Everything about yesterday evening was extraordinary – and moving.  The venue and its interior layout and design (evoking the space at Terezin where Brundibar was performed), the remarks by your Petite Opera Executive Director, the children’s performance (extraordinary!), the music (outstanding) and of course, hearing from Ela Stein Weissberger, an original cast member and an eyewitness to Brundibar’s history and the entire, horrifying context in which it was conceived and produced.  

Even your intermission was so beautifully choreographed.  

I found the whole evening quite moving.  

Thank you for everything you are doing to assure young people are exposed to opera.  And thank you for presenting Brundibar, a uniquely important work, in such a respectful, fulfilling and beautifully educational way.  

Sincerely,
Susan Missner 
Dear Petite Opera,

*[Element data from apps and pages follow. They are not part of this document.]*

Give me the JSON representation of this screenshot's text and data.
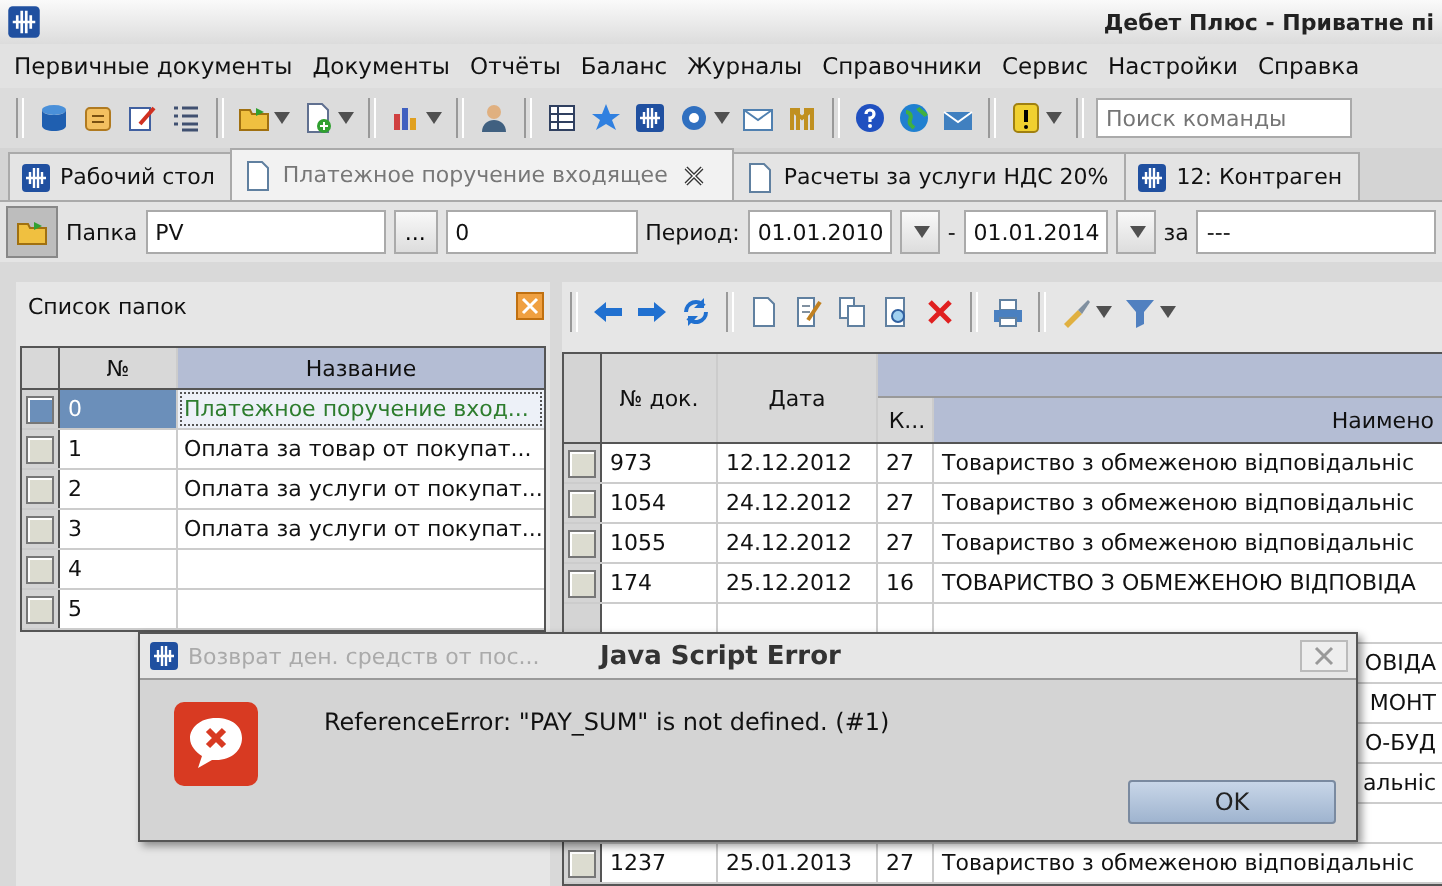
{
  "window": {
    "title": "Дебет Плюс - Приватне пі"
  },
  "menu": [
    "Первичные документы",
    "Документы",
    "Отчёты",
    "Баланс",
    "Журналы",
    "Справочники",
    "Сервис",
    "Настройки",
    "Справка"
  ],
  "toolbar": {
    "search": {
      "placeholder": "Поиск команды"
    }
  },
  "tabs": [
    {
      "label": "Рабочий стол",
      "kind": "app",
      "selected": false,
      "closable": false
    },
    {
      "label": "Платежное поручение входящее",
      "kind": "document",
      "selected": true,
      "closable": true
    },
    {
      "label": "Расчеты за услуги НДС 20%",
      "kind": "document",
      "selected": false,
      "closable": false
    },
    {
      "label": "12: Контраген",
      "kind": "app",
      "selected": false,
      "closable": false
    }
  ],
  "filter": {
    "folder_label": "Папка",
    "folder_value": "PV",
    "browse_button": "...",
    "folder_number": "0",
    "period_label": "Период:",
    "date_from": "01.01.2010",
    "separator": "-",
    "date_to": "01.01.2014",
    "for_label": "за",
    "for_value": "---"
  },
  "folders_panel": {
    "title": "Список папок",
    "columns": [
      "№",
      "Название"
    ],
    "rows": [
      {
        "number": "0",
        "name": "Платежное поручение вход...",
        "selected": true
      },
      {
        "number": "1",
        "name": "Оплата за товар от покупат...",
        "selected": false
      },
      {
        "number": "2",
        "name": "Оплата за услуги от покупат...",
        "selected": false
      },
      {
        "number": "3",
        "name": "Оплата за услуги от покупат...",
        "selected": false
      },
      {
        "number": "4",
        "selected": false
      },
      {
        "number": "5",
        "selected": false
      }
    ]
  },
  "documents": {
    "columns": [
      "№ док.",
      "Дата"
    ],
    "subcolumns": [
      "К...",
      "Наимено"
    ],
    "rows": [
      {
        "kind": "full",
        "number": "973",
        "date": "12.12.2012",
        "code": "27",
        "name": "Товариство з обмеженою відповідальніс"
      },
      {
        "kind": "full",
        "number": "1054",
        "date": "24.12.2012",
        "code": "27",
        "name": "Товариство з обмеженою відповідальніс"
      },
      {
        "kind": "full",
        "number": "1055",
        "date": "24.12.2012",
        "code": "27",
        "name": "Товариство з обмеженою відповідальніс"
      },
      {
        "kind": "full",
        "number": "174",
        "date": "25.12.2012",
        "code": "16",
        "name": "ТОВАРИСТВО З ОБМЕЖЕНОЮ ВІДПОВІДА"
      },
      {
        "kind": "covered"
      },
      {
        "kind": "covered",
        "name": "ОВІДА"
      },
      {
        "kind": "covered",
        "name": "МОНТ"
      },
      {
        "kind": "covered",
        "name": "О-БУД"
      },
      {
        "kind": "covered",
        "name": "альніс"
      },
      {
        "kind": "covered"
      },
      {
        "kind": "full",
        "number": "1237",
        "date": "25.01.2013",
        "code": "27",
        "name": "Товариство з обмеженою відповідальніс"
      }
    ]
  },
  "dialog": {
    "window_caption": "Возврат ден. средств от пос...",
    "title": "Java Script Error",
    "message": "ReferenceError: \"PAY_SUM\" is not defined. (#1)",
    "button": "OK"
  }
}
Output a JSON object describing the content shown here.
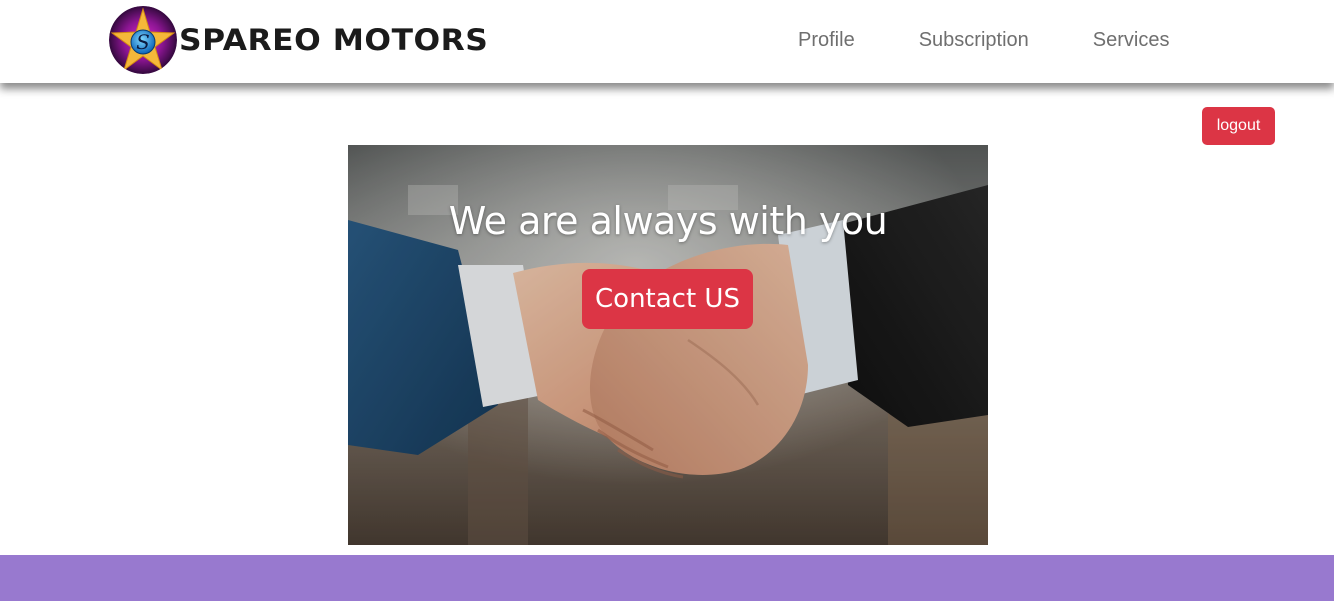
{
  "brand": {
    "name": "SPAREO MOTORS",
    "logo_letter": "S",
    "logo_icon": "star-logo-icon"
  },
  "nav": {
    "items": [
      {
        "label": "Profile"
      },
      {
        "label": "Subscription"
      },
      {
        "label": "Services"
      }
    ]
  },
  "actions": {
    "logout_label": "logout"
  },
  "hero": {
    "title": "We are always with you",
    "cta_label": "Contact US",
    "image": "handshake-photo"
  },
  "colors": {
    "accent_red": "#dc3545",
    "footer_purple": "#9879cf",
    "nav_text": "#6f6f6f",
    "brand_text": "#1b1b1b"
  }
}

Congratulations on your recent production of Brundibar. The young cast was superb, beautifully trained and prepared for an extremely difficult musical and emotional challenge.  Your work toward educating your audience on a story of  the Holocaust that is not well known was outstanding.  Including Ela Weissberger was a gift to your audience.  I have a Masters in Music and love the opera, and I was impressed by the quality of the performance.  Also, the violinist and pianist were superb.  


I was drawn to the performance through the notice on the Illinois Holocaust Website.  Currently, I am a minister and hold a Doctorate in Religious Education, centered on the creative process.  At the time of the performance, I was delivering a paper on Terezin at the Religious Educators Conference, being held in Oakbrook.   Brundibar  was a key part of the paper.  You cannot imagine how meaningful the performance was for me. 

I wanted to let you know that the work you are doing has deep and lasting implications and I am grateful for your contribution to the arts.

With best wishes for continued success.
Rev. Dr. Barbara B. Javore

Petite Opera wanted to touch lives with this moving story.  From the patron comments we received, we’re proud to have done so.  We also wanted to encourage young performers in opera.  Again, we’re proud to say that many of our young Brundibár performers have returned for our November 2015 production.

We want to keep touching lives in our communities.  Whether it be through laughter or tears, we hope that individuals touched by Brundibár will continue to call Petite Opera their home, and join us in new experiences.